Kravitz on what Mercedes wanted versus what Mercedes got

Michelle Foster
Lewis Hamilton on track with Fernando Alonso. Montreal June 2022

Mercedes driver Lewis Hamilton on track with the Alpine of Fernando Alonso. Montreal June 2022

Ted Kravitz reckons what Mercedes wanted from the FIA through their porpoising complaints and what they got are two very different stories.

Lewis Hamilton and George Russell have been the two most vocal drivers when it comes to porpoising, the bouncing that this year’s cars experience as a result of using ground effect aerodynamics.

The Brackley squad has had it worse than most with pundits putting that down to their zero-pod design not helping to stabilise the floor.
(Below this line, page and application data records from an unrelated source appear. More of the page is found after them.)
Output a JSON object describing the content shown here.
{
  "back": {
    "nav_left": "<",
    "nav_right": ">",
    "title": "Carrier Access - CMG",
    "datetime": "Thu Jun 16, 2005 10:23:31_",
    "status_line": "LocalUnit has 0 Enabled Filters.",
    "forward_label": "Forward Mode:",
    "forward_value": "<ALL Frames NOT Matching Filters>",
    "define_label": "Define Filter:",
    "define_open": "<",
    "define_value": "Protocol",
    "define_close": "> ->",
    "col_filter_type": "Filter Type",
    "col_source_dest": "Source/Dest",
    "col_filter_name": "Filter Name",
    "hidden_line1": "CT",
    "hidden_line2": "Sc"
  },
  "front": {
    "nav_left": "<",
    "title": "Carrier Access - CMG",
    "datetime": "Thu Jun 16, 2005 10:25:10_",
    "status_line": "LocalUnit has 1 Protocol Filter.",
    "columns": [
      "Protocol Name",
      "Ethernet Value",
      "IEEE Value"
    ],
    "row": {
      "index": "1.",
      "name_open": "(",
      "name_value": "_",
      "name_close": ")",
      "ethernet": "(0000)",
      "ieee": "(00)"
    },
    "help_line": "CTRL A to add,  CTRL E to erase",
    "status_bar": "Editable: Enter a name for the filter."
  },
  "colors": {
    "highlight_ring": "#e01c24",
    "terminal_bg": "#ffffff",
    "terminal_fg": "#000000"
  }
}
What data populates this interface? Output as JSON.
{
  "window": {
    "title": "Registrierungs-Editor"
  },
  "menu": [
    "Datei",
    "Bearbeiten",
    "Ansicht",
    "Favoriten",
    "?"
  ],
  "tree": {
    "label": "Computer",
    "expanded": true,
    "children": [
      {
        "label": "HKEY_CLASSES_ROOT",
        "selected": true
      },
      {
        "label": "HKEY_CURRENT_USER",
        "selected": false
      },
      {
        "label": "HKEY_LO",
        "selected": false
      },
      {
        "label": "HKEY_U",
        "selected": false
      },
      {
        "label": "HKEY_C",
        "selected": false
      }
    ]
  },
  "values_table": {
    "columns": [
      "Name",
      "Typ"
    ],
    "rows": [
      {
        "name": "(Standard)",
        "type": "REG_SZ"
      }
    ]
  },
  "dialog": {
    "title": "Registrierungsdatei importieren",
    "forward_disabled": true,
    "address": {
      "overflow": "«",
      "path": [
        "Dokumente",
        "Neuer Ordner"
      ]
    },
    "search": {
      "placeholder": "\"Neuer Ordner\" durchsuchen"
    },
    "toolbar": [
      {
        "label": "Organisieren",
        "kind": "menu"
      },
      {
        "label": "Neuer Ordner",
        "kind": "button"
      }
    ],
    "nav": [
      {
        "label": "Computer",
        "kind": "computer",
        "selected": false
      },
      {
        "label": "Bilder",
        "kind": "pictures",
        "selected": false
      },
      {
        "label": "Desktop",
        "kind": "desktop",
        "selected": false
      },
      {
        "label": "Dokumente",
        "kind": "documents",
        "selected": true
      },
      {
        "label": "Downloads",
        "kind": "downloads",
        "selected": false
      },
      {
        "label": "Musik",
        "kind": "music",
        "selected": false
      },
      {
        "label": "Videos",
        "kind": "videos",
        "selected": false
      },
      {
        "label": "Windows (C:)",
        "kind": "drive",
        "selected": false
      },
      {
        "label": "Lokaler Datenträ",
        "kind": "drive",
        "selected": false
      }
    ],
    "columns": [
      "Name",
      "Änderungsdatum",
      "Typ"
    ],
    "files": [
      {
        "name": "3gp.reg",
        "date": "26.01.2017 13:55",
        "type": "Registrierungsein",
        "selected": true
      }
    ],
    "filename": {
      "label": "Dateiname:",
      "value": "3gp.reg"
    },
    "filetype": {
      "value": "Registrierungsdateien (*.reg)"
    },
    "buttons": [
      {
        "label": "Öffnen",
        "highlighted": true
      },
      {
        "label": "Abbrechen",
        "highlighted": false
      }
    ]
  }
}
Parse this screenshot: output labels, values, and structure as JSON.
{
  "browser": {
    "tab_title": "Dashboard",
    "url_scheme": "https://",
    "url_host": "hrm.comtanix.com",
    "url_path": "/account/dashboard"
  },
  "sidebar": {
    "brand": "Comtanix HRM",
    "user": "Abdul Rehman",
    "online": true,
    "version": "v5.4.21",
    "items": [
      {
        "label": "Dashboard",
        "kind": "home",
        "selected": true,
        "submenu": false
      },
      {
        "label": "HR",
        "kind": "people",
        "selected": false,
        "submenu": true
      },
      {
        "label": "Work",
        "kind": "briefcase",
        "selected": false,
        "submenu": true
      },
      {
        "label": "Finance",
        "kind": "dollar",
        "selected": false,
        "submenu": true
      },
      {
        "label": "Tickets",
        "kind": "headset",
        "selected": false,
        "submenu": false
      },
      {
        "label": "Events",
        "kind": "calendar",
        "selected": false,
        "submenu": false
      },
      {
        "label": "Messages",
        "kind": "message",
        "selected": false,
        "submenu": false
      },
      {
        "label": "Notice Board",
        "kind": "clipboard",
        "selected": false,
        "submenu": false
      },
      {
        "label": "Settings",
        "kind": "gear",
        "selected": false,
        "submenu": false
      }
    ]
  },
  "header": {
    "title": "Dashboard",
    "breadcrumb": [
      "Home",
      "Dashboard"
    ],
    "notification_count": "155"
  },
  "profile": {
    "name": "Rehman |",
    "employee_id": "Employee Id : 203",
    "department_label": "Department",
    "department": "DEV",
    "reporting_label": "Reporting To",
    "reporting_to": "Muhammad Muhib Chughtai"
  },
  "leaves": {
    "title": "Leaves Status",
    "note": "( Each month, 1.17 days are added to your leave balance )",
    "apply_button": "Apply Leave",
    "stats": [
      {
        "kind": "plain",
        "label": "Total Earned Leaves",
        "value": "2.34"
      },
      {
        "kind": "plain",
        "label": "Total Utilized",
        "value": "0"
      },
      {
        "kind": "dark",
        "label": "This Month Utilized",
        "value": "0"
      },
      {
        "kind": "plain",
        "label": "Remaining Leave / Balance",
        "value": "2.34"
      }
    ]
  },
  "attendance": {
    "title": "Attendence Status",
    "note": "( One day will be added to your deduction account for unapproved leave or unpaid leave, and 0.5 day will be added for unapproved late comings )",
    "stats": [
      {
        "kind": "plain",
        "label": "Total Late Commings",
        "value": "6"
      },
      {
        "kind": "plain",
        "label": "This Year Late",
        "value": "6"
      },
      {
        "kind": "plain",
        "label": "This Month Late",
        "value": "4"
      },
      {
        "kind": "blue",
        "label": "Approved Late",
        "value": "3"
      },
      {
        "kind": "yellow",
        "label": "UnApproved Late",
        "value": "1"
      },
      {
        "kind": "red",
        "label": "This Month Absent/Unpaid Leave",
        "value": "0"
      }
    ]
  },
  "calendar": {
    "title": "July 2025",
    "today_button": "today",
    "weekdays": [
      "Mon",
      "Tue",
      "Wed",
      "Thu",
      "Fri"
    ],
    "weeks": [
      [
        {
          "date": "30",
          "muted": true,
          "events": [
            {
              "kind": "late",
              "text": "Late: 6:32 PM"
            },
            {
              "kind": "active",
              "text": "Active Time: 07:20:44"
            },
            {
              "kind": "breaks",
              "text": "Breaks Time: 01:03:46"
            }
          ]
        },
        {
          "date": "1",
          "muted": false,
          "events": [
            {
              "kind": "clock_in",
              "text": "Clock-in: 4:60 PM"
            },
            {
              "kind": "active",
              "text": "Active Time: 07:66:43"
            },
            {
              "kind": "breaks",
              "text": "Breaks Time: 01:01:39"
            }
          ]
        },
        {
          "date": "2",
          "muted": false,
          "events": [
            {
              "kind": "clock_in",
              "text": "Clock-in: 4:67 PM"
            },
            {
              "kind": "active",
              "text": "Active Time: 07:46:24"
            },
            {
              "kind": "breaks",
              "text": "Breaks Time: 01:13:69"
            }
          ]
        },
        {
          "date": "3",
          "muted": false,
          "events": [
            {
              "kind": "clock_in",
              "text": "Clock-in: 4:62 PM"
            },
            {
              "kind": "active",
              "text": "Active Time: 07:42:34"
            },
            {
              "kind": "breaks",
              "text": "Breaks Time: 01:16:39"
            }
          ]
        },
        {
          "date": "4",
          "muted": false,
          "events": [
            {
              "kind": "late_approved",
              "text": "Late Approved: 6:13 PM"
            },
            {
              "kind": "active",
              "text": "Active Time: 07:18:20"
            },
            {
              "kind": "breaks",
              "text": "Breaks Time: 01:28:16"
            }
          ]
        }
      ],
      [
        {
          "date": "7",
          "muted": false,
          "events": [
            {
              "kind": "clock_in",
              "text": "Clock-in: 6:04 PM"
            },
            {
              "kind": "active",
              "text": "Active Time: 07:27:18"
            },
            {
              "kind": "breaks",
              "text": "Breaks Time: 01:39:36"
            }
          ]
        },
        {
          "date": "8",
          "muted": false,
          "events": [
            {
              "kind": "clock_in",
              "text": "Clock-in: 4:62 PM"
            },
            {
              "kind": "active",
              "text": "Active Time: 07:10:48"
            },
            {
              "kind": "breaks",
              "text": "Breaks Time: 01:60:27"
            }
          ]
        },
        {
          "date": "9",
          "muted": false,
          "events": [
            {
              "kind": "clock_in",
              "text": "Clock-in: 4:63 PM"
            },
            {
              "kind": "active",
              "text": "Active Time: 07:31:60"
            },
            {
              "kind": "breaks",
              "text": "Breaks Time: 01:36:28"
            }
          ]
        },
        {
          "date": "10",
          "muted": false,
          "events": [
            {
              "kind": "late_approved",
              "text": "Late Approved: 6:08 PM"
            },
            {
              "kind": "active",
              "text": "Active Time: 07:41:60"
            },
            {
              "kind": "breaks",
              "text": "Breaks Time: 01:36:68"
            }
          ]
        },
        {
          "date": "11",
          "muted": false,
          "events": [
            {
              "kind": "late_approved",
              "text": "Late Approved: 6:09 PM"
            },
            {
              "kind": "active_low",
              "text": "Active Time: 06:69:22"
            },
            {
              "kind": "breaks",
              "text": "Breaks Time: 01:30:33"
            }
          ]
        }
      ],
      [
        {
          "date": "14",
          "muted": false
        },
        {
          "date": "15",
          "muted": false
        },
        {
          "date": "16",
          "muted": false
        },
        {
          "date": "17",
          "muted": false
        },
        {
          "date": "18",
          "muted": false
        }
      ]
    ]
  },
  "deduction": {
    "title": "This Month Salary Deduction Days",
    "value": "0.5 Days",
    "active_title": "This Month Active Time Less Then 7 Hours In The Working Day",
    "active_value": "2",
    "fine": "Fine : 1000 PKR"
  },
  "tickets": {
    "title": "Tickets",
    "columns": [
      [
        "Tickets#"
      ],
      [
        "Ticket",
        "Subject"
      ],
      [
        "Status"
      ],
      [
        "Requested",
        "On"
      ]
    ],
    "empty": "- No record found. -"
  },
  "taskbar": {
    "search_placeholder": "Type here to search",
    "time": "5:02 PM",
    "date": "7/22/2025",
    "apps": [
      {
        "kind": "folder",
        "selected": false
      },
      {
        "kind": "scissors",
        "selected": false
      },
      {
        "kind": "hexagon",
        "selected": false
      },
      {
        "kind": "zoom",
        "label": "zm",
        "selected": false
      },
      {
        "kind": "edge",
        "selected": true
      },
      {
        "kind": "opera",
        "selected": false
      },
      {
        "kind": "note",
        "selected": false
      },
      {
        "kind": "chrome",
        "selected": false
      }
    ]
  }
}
But with more drivers voicing their concerns about their long-term health after a bumpy Azerbaijan Grand Prix, the FIA stepped in on Thursday and announced a new technical directive to protect the drivers.

Under that, the FIA will set out a limit on the level of “vertical oscillations” and any team that exceeds that will reportedly have to raise the car’s ride height by 10mm.

This is bad news for Mercedes as, already off the pace, raising the ride height means losing downforce and speed.

Sky Sports’ Kravitz says this intervention is “not one that Mercedes were after”.

“It’s quite a surprise because Mercedes have been spending the last couple of weeks and races saying that something should be done to address the bouncing issues, the porpoising of the cars, which is an aerodynamic phenomenon,” he told Sky F1.

“Actually, at the last race, it wasn’t the aerodynamic phenomenon. It was the fact that Mercedes were running their cars very low to the ground and the cars were hitting the track when they hit some bumps.

“Lewis Hamilton was clearly in pain getting out of his car after his Mercedes suffered more porpoising issues in Azerbaijan, prompting Toto Wolff to apologise to him.

“So what Mercedes were wanting to hear from the FIA, was some kind of rule on maybe everybody raising their cars up so that the drivers wouldn’t get a bad back.

“Instead, what they got from the FIA, is almost a taskforce, a technical directive addressing the people whose cars are bouncing, namely Mercedes.

“So this is working against Mercedes and this could have a very negative effect on Lewis Hamilton’s season.

“Based on what they’re saying, the FIA are going to look at ways of stopping the porpoising, on the Mercedes all that means is raising the car up so that the car doesn’t hit the ground any more and cause a pain in the back any more to Lewis Hamilton and George Russell.

“Of course, the consequence of that is the Mercedes cars will go slower because that is not the way they like to be run for maximum speed. They like to be run close to the ground – and if you get a bad back, well I’m sorry that’s just the consequence of going quick. You raise the Mercedes up, you’re going to go slow.

“So that’s the reaction that we’re having here in Canada to what’s been really a surprising intervention by the FIA and not one that Mercedes were after.”